Baby in hospital who has undergone heart surgery

Each day in the UK 13 babies are diagnosed with congenital heart disease. Thanks to advances in early diagnosis and treatments, the majority of affected children now survive into adulthood. But many experience neurodevelopmental problems as they grow up.

Professor Serena Counsell and her team at King’s College London found that lower levels of oxygen delivered to the brains of babies and children with congenital heart disease are associated with less grey matter and poorer cognitive performance.

Studies are now underway (in the UK and Canada) to investigate whether giving mothers oxygen could be a potential treatment to improve brain development in these babies. The work has also demonstrated that providing additional support to parents of babies with CHD may also help improve cognitive outcomes, including memory and attention.

This Action funded study has improved how changes in babies’ brains are assessed and offers the potential to identify and treat babies with CHD, at risk of brain damage, at an early stage.

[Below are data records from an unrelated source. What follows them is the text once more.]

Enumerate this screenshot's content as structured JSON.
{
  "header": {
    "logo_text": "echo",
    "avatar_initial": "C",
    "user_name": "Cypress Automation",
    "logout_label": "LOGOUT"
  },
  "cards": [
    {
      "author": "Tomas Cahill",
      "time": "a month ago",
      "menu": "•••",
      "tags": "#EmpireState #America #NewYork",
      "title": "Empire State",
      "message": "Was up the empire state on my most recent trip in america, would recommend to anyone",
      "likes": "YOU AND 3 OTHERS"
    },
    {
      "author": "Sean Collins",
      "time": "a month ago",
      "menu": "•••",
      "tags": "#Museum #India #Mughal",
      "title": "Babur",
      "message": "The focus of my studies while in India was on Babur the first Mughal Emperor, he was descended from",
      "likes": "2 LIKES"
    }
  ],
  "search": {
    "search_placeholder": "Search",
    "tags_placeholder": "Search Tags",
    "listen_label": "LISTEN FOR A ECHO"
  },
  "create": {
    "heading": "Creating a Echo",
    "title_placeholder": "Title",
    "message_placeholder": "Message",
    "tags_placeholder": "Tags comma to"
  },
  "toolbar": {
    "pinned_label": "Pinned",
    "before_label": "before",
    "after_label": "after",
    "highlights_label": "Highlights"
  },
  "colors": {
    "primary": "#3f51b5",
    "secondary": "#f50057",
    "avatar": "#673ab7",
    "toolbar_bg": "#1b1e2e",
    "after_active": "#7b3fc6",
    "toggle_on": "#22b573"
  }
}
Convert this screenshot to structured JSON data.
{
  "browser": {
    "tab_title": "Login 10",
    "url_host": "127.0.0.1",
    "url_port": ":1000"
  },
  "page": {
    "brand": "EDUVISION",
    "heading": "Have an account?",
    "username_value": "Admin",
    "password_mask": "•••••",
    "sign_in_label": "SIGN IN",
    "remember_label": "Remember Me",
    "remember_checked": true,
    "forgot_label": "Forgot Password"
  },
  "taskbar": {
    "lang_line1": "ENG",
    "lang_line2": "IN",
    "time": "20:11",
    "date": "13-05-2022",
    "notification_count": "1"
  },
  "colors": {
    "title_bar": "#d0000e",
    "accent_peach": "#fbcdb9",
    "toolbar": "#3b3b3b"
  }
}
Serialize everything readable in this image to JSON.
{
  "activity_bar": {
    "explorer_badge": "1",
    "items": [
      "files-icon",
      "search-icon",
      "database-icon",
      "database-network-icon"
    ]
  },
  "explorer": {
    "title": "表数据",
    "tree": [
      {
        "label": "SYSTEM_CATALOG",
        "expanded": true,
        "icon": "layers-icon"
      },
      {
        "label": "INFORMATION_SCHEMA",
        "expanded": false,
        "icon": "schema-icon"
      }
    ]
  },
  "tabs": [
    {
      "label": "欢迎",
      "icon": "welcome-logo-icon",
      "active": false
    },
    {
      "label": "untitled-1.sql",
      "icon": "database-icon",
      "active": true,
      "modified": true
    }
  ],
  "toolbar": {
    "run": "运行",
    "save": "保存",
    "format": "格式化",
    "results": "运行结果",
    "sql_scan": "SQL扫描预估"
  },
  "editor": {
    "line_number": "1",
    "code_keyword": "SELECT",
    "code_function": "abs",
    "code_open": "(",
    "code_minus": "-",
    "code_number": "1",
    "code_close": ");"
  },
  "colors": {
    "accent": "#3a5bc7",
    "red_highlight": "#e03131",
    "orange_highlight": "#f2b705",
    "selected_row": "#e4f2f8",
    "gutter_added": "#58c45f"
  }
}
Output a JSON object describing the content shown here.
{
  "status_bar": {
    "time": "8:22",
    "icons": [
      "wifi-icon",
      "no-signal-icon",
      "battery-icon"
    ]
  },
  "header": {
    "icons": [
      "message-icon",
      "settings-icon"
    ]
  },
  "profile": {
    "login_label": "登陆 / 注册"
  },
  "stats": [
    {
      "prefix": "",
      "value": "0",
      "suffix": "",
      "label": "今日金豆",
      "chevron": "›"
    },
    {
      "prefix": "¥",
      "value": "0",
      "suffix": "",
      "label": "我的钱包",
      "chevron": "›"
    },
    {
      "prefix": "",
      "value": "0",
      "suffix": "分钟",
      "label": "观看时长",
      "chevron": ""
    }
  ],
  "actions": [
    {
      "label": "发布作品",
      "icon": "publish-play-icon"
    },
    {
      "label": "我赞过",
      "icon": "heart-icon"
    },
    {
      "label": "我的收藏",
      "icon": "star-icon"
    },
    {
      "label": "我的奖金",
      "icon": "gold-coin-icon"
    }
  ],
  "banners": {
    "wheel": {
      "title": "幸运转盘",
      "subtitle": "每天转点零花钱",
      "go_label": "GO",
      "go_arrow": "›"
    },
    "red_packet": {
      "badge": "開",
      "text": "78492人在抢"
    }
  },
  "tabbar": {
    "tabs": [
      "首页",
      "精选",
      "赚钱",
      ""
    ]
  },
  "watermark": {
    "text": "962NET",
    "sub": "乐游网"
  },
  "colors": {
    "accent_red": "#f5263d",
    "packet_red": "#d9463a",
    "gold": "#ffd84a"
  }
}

Our ultimate aim is to reduce the long-term consequences of brain injury in infants with congenital heart disease.”

Professor Serena Counsell